Task goal
Please print all the lines below exactly as they are written.

Material for this task
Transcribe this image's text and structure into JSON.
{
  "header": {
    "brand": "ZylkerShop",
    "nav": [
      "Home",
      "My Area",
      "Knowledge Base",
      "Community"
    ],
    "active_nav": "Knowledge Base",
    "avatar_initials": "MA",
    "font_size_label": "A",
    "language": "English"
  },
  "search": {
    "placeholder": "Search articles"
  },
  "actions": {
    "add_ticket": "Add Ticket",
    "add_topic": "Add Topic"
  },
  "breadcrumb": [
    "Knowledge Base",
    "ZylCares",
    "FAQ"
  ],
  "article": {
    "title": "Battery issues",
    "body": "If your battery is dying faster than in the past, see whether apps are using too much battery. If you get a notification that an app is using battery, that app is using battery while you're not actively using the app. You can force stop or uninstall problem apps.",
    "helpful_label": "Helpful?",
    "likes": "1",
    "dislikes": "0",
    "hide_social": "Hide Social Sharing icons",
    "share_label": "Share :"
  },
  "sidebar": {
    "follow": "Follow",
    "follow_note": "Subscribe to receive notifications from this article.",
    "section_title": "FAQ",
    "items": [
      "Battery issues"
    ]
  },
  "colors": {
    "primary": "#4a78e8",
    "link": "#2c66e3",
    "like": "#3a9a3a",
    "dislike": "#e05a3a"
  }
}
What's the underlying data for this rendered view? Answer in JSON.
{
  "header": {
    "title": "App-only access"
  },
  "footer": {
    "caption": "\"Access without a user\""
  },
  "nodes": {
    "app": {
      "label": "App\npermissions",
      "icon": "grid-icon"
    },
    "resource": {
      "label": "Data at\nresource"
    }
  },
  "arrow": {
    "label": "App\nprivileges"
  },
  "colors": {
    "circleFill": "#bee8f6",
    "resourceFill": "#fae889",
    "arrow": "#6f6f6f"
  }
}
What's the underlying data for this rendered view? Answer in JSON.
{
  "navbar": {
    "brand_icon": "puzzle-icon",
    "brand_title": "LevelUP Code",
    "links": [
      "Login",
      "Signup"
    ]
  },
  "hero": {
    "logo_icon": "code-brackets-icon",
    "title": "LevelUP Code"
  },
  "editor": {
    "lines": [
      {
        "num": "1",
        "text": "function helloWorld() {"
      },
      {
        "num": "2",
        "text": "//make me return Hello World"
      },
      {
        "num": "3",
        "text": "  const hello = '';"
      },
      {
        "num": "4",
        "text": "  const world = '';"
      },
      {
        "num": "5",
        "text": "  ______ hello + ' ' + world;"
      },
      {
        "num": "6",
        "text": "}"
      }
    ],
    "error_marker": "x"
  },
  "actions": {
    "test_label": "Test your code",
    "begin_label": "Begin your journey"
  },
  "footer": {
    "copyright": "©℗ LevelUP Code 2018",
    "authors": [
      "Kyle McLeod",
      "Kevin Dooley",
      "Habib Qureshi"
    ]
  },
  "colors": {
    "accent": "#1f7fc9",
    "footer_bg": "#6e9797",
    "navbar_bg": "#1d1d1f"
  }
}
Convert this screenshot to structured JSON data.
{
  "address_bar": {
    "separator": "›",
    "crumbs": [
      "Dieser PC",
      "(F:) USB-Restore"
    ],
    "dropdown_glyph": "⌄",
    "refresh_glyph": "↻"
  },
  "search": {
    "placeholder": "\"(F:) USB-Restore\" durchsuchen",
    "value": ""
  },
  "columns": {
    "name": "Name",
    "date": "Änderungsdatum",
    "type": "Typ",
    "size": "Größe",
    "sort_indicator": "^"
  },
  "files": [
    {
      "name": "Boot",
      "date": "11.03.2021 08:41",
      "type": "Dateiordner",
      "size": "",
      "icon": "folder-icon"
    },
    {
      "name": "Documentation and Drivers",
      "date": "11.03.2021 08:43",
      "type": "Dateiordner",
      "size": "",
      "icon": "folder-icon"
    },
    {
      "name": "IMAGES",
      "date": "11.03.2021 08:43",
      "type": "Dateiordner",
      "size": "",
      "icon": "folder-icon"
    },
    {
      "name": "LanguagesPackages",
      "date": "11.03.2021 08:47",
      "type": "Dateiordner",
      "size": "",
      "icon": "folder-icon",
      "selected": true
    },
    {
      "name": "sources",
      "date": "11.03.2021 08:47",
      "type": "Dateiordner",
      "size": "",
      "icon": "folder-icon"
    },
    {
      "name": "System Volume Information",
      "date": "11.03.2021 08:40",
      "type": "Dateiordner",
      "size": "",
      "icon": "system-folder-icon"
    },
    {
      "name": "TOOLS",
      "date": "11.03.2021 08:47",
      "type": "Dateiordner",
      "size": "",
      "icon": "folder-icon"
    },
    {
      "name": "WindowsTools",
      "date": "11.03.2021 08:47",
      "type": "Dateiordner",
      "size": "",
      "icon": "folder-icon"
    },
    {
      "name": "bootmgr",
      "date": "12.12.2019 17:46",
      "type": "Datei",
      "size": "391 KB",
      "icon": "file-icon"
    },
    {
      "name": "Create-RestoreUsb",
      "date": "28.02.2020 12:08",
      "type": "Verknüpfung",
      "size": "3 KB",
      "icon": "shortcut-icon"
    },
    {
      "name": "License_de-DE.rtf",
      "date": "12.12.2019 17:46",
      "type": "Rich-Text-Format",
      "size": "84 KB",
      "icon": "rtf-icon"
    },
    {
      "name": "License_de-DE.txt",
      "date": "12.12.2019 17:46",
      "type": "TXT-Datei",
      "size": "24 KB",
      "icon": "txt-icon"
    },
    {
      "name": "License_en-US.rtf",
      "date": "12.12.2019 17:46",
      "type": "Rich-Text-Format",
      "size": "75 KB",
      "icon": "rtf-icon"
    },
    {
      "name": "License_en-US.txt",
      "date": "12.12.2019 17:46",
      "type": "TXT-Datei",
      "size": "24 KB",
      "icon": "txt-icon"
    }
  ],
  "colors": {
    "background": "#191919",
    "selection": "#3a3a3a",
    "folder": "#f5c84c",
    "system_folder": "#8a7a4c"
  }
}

Task solution
Transcribe this image's text and structure into JSON.
{
  "header": {
    "brand": "ZylkerShop",
    "nav": [
      "Home",
      "My Area",
      "Knowledge Base",
      "Community"
    ],
    "active_nav": "Knowledge Base",
    "avatar_initials": "MA",
    "font_size_label": "A",
    "language": "English"
  },
  "search": {
    "placeholder": "Search articles"
  },
  "actions": {
    "add_ticket": "Add Ticket",
    "add_topic": "Add Topic"
  },
  "breadcrumb": [
    "Knowledge Base",
    "ZylCares",
    "FAQ"
  ],
  "article": {
    "title": "Battery issues",
    "body": "If your battery is dying faster than in the past, see whether apps are using too much battery. If you get a notification that an app is using battery, that app is using battery while you're not actively using the app. You can force stop or uninstall problem apps.",
    "helpful_label": "Helpful?",
    "likes": "1",
    "dislikes": "0",
    "hide_social": "Hide Social Sharing icons",
    "share_label": "Share :"
  },
  "sidebar": {
    "follow": "Follow",
    "follow_note": "Subscribe to receive notifications from this article.",
    "section_title": "FAQ",
    "items": [
      "Battery issues"
    ]
  },
  "colors": {
    "primary": "#4a78e8",
    "link": "#2c66e3",
    "like": "#3a9a3a",
    "dislike": "#e05a3a"
  }
}
What's the underlying data for this rendered view? Answer in JSON.
{
  "header": {
    "title": "App-only access"
  },
  "footer": {
    "caption": "\"Access without a user\""
  },
  "nodes": {
    "app": {
      "label": "App\npermissions",
      "icon": "grid-icon"
    },
    "resource": {
      "label": "Data at\nresource"
    }
  },
  "arrow": {
    "label": "App\nprivileges"
  },
  "colors": {
    "circleFill": "#bee8f6",
    "resourceFill": "#fae889",
    "arrow": "#6f6f6f"
  }
}
What's the underlying data for this rendered view? Answer in JSON.
{
  "navbar": {
    "brand_icon": "puzzle-icon",
    "brand_title": "LevelUP Code",
    "links": [
      "Login",
      "Signup"
    ]
  },
  "hero": {
    "logo_icon": "code-brackets-icon",
    "title": "LevelUP Code"
  },
  "editor": {
    "lines": [
      {
        "num": "1",
        "text": "function helloWorld() {"
      },
      {
        "num": "2",
        "text": "//make me return Hello World"
      },
      {
        "num": "3",
        "text": "  const hello = '';"
      },
      {
        "num": "4",
        "text": "  const world = '';"
      },
      {
        "num": "5",
        "text": "  ______ hello + ' ' + world;"
      },
      {
        "num": "6",
        "text": "}"
      }
    ],
    "error_marker": "x"
  },
  "actions": {
    "test_label": "Test your code",
    "begin_label": "Begin your journey"
  },
  "footer": {
    "copyright": "©℗ LevelUP Code 2018",
    "authors": [
      "Kyle McLeod",
      "Kevin Dooley",
      "Habib Qureshi"
    ]
  },
  "colors": {
    "accent": "#1f7fc9",
    "footer_bg": "#6e9797",
    "navbar_bg": "#1d1d1f"
  }
}
Convert this screenshot to structured JSON data.
{
  "address_bar": {
    "separator": "›",
    "crumbs": [
      "Dieser PC",
      "(F:) USB-Restore"
    ],
    "dropdown_glyph": "⌄",
    "refresh_glyph": "↻"
  },
  "search": {
    "placeholder": "\"(F:) USB-Restore\" durchsuchen",
    "value": ""
  },
  "columns": {
    "name": "Name",
    "date": "Änderungsdatum",
    "type": "Typ",
    "size": "Größe",
    "sort_indicator": "^"
  },
  "files": [
    {
      "name": "Boot",
      "date": "11.03.2021 08:41",
      "type": "Dateiordner",
      "size": "",
      "icon": "folder-icon"
    },
    {
      "name": "Documentation and Drivers",
      "date": "11.03.2021 08:43",
      "type": "Dateiordner",
      "size": "",
      "icon": "folder-icon"
    },
    {
      "name": "IMAGES",
      "date": "11.03.2021 08:43",
      "type": "Dateiordner",
      "size": "",
      "icon": "folder-icon"
    },
    {
      "name": "LanguagesPackages",
      "date": "11.03.2021 08:47",
      "type": "Dateiordner",
      "size": "",
      "icon": "folder-icon",
      "selected": true
    },
    {
      "name": "sources",
      "date": "11.03.2021 08:47",
      "type": "Dateiordner",
      "size": "",
      "icon": "folder-icon"
    },
    {
      "name": "System Volume Information",
      "date": "11.03.2021 08:40",
      "type": "Dateiordner",
      "size": "",
      "icon": "system-folder-icon"
    },
    {
      "name": "TOOLS",
      "date": "11.03.2021 08:47",
      "type": "Dateiordner",
      "size": "",
      "icon": "folder-icon"
    },
    {
      "name": "WindowsTools",
      "date": "11.03.2021 08:47",
      "type": "Dateiordner",
      "size": "",
      "icon": "folder-icon"
    },
    {
      "name": "bootmgr",
      "date": "12.12.2019 17:46",
      "type": "Datei",
      "size": "391 KB",
      "icon": "file-icon"
    },
    {
      "name": "Create-RestoreUsb",
      "date": "28.02.2020 12:08",
      "type": "Verknüpfung",
      "size": "3 KB",
      "icon": "shortcut-icon"
    },
    {
      "name": "License_de-DE.rtf",
      "date": "12.12.2019 17:46",
      "type": "Rich-Text-Format",
      "size": "84 KB",
      "icon": "rtf-icon"
    },
    {
      "name": "License_de-DE.txt",
      "date": "12.12.2019 17:46",
      "type": "TXT-Datei",
      "size": "24 KB",
      "icon": "txt-icon"
    },
    {
      "name": "License_en-US.rtf",
      "date": "12.12.2019 17:46",
      "type": "Rich-Text-Format",
      "size": "75 KB",
      "icon": "rtf-icon"
    },
    {
      "name": "License_en-US.txt",
      "date": "12.12.2019 17:46",
      "type": "TXT-Datei",
      "size": "24 KB",
      "icon": "txt-icon"
    }
  ],
  "colors": {
    "background": "#191919",
    "selection": "#3a3a3a",
    "folder": "#f5c84c",
    "system_folder": "#8a7a4c"
  }
}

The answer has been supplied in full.